That brings me to another point: The film worked much better as a character drama than as a comedy. I can’t point to any particular moment in this film and say “that made me laugh.” In fact, I can’t think of any point in the film that took me completely by surprise. The film seemed quite predictable when it got going, really.
One of the film’s greatest strengths is in how it takes apart porn films and romance movies as patently fake, with its two-dimensional characters, rampant cliches, and recycled plotlines. Yet in the attempt at satirizing these trends, I worry that the film might have fallen into the trap of becoming what it beheld. It doesn’t quite go that far, but it does come dangerously close in some spots. Maybe the storyline would have been better served with a more ambiguous ending, is all I’m saying.
Still, maybe the movie’s greatest failing was in falling short of its own sky-high expectations. The film was given a top-tier cast, hyped up as the writing/directing debut of Joseph Gordon-Levitt, and placed right at the start of awards season a week before goddamned Gravity. I don’t think the film was ever made or intended to deliver on that kind of hype. It’s only a microbudget movie that just happened to be made by some famous people, much like Prince Avalanche or The Way, Way Back were. And taken on those standards, I’d say it’s a damn fine start for a debut filmmaker.
Don Jon is certainly a good film, if only because of how it addresses our preconceived and media-influenced notions of love in a very unique and interesting way.
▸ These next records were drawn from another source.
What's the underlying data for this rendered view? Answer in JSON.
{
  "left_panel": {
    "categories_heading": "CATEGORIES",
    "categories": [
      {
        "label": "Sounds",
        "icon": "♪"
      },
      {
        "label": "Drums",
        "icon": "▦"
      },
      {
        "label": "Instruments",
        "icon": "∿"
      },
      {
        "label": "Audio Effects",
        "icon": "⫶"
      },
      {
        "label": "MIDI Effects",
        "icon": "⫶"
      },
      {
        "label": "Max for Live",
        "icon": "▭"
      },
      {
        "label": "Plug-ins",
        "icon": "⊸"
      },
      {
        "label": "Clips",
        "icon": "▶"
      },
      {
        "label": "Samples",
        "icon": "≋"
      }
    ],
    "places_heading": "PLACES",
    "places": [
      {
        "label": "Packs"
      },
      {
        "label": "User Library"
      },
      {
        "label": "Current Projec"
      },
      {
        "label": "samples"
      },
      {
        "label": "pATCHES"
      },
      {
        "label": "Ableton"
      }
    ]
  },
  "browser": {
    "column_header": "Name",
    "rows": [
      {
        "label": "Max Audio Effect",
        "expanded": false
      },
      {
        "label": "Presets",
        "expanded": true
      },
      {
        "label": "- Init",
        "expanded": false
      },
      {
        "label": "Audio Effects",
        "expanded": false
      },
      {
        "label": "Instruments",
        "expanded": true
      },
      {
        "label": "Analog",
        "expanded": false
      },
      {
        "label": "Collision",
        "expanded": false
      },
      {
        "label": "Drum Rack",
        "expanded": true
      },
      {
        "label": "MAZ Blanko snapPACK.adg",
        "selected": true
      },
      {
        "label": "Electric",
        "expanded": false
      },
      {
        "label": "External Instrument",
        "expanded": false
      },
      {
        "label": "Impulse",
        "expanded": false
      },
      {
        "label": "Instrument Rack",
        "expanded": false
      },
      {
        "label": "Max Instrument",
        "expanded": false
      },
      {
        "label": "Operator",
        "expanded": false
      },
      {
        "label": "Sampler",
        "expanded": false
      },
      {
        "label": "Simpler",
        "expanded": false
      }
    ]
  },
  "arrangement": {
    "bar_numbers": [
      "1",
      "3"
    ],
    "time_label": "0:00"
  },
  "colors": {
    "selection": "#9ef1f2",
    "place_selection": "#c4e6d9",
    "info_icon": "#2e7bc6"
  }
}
If nothing else — as a writer, director, producer, and an actor — JGL proves that he is not remotely afraid of taking risks, and I respect that completely. Granted, his risks don’t all work out, but this is still quite a solid first effort.
I do recommend seeing the movie, just don’t go in expecting a masterpiece.